• **What is expected**
Produce an exact copy of all the data below, dropping every image.

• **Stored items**
- - -
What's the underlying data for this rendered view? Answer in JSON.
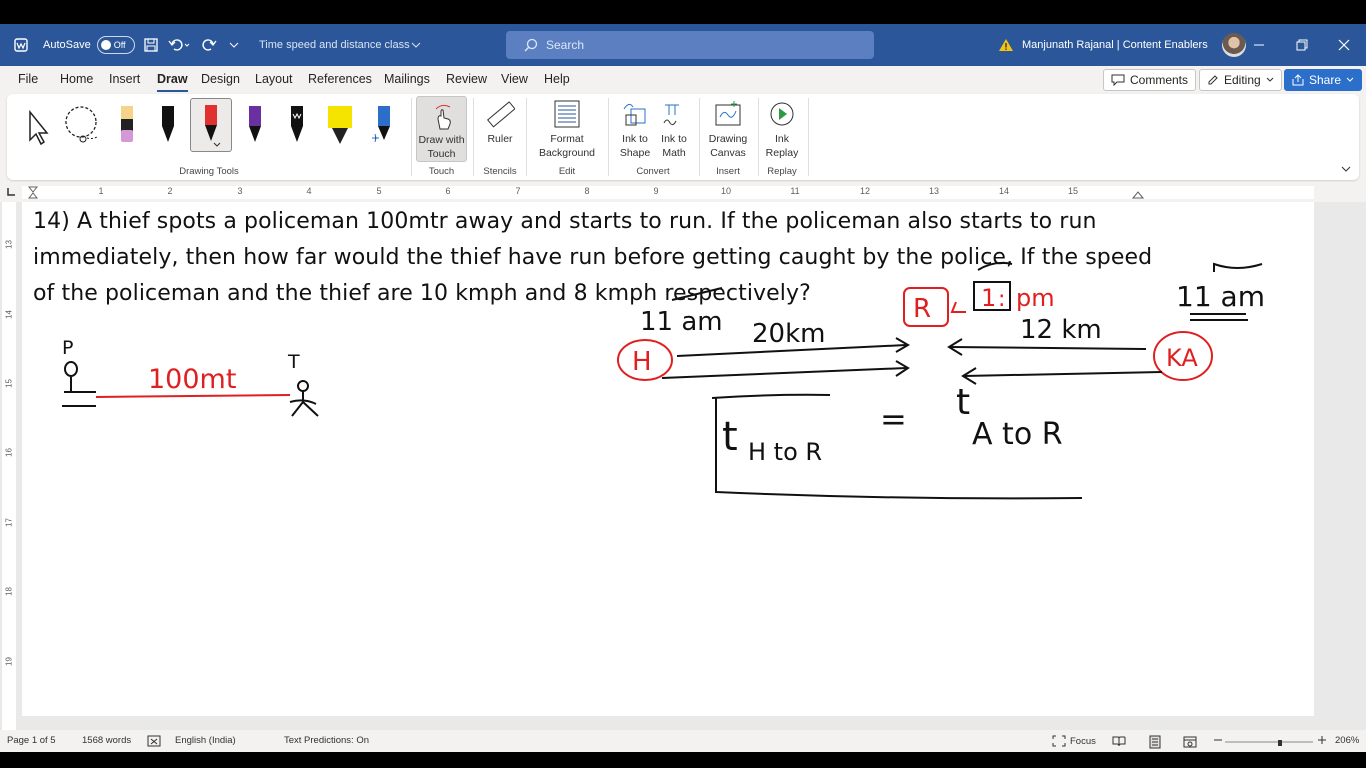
{
  "titlebar": {
    "autosave_label": "AutoSave",
    "autosave_state": "Off",
    "doc_title": "Time speed and distance class",
    "search_placeholder": "Search",
    "user_name": "Manjunath Rajanal | Content Enablers"
  },
  "menu": {
    "items": [
      "File",
      "Home",
      "Insert",
      "Draw",
      "Design",
      "Layout",
      "References",
      "Mailings",
      "Review",
      "View",
      "Help"
    ],
    "comments_label": "Comments",
    "editing_label": "Editing",
    "share_label": "Share"
  },
  "ribbon": {
    "drawing_tools_label": "Drawing Tools",
    "touch": {
      "button": "Draw with Touch",
      "group": "Touch"
    },
    "stencils": {
      "button": "Ruler",
      "group": "Stencils"
    },
    "edit": {
      "button": "Format Background",
      "group": "Edit"
    },
    "convert": {
      "ink_to_shape": "Ink to Shape",
      "ink_to_math": "Ink to Math",
      "group": "Convert"
    },
    "insert": {
      "button": "Drawing Canvas",
      "group": "Insert"
    },
    "replay": {
      "button": "Ink Replay",
      "group": "Replay"
    },
    "pen_colors": [
      "#000000",
      "#e03030",
      "#6a2fa0",
      "#000000",
      "#f5e400",
      "#2b6fcb"
    ]
  },
  "ruler": {
    "h_numbers": [
      "1",
      "2",
      "3",
      "4",
      "5",
      "6",
      "7",
      "8",
      "9",
      "10",
      "11",
      "12",
      "13",
      "14",
      "15"
    ],
    "v_numbers": [
      "13",
      "14",
      "15",
      "16",
      "17",
      "18",
      "19"
    ]
  },
  "document": {
    "question_lines": [
      "14) A thief spots a policeman 100mtr away and starts to run. If the policeman also starts to run",
      "immediately, then how far would the thief have run before getting caught by the police, If the speed",
      "of the policeman and the thief are 10 kmph and 8 kmph respectively?"
    ],
    "ink_labels": {
      "police_letter": "P",
      "thief_letter": "T",
      "distance": "100mt",
      "time_left": "11 am",
      "time_right": "11 am",
      "dist_h": "20km",
      "dist_a": "12 km",
      "city_h": "H",
      "city_ka": "KA",
      "meet_r": "R",
      "meet_time_hour": "1",
      "meet_time_suffix": "pm",
      "t_h_to_r": "H to R",
      "t_a_to_r": "A to R",
      "equals": "="
    },
    "ink_colors": {
      "black": "#111111",
      "red": "#e02020"
    }
  },
  "status": {
    "page": "Page 1 of 5",
    "words": "1568 words",
    "language": "English (India)",
    "predictions": "Text Predictions: On",
    "focus": "Focus",
    "zoom": "206%"
  }
}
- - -
• **Result of the task**
What's the underlying data for this rendered view? Answer in JSON.
{
  "titlebar": {
    "autosave_label": "AutoSave",
    "autosave_state": "Off",
    "doc_title": "Time speed and distance class",
    "search_placeholder": "Search",
    "user_name": "Manjunath Rajanal | Content Enablers"
  },
  "menu": {
    "items": [
      "File",
      "Home",
      "Insert",
      "Draw",
      "Design",
      "Layout",
      "References",
      "Mailings",
      "Review",
      "View",
      "Help"
    ],
    "comments_label": "Comments",
    "editing_label": "Editing",
    "share_label": "Share"
  },
  "ribbon": {
    "drawing_tools_label": "Drawing Tools",
    "touch": {
      "button": "Draw with Touch",
      "group": "Touch"
    },
    "stencils": {
      "button": "Ruler",
      "group": "Stencils"
    },
    "edit": {
      "button": "Format Background",
      "group": "Edit"
    },
    "convert": {
      "ink_to_shape": "Ink to Shape",
      "ink_to_math": "Ink to Math",
      "group": "Convert"
    },
    "insert": {
      "button": "Drawing Canvas",
      "group": "Insert"
    },
    "replay": {
      "button": "Ink Replay",
      "group": "Replay"
    },
    "pen_colors": [
      "#000000",
      "#e03030",
      "#6a2fa0",
      "#000000",
      "#f5e400",
      "#2b6fcb"
    ]
  },
  "ruler": {
    "h_numbers": [
      "1",
      "2",
      "3",
      "4",
      "5",
      "6",
      "7",
      "8",
      "9",
      "10",
      "11",
      "12",
      "13",
      "14",
      "15"
    ],
    "v_numbers": [
      "13",
      "14",
      "15",
      "16",
      "17",
      "18",
      "19"
    ]
  },
  "document": {
    "question_lines": [
      "14) A thief spots a policeman 100mtr away and starts to run. If the policeman also starts to run",
      "immediately, then how far would the thief have run before getting caught by the police, If the speed",
      "of the policeman and the thief are 10 kmph and 8 kmph respectively?"
    ],
    "ink_labels": {
      "police_letter": "P",
      "thief_letter": "T",
      "distance": "100mt",
      "time_left": "11 am",
      "time_right": "11 am",
      "dist_h": "20km",
      "dist_a": "12 km",
      "city_h": "H",
      "city_ka": "KA",
      "meet_r": "R",
      "meet_time_hour": "1",
      "meet_time_suffix": "pm",
      "t_h_to_r": "H to R",
      "t_a_to_r": "A to R",
      "equals": "="
    },
    "ink_colors": {
      "black": "#111111",
      "red": "#e02020"
    }
  },
  "status": {
    "page": "Page 1 of 5",
    "words": "1568 words",
    "language": "English (India)",
    "predictions": "Text Predictions: On",
    "focus": "Focus",
    "zoom": "206%"
  }
}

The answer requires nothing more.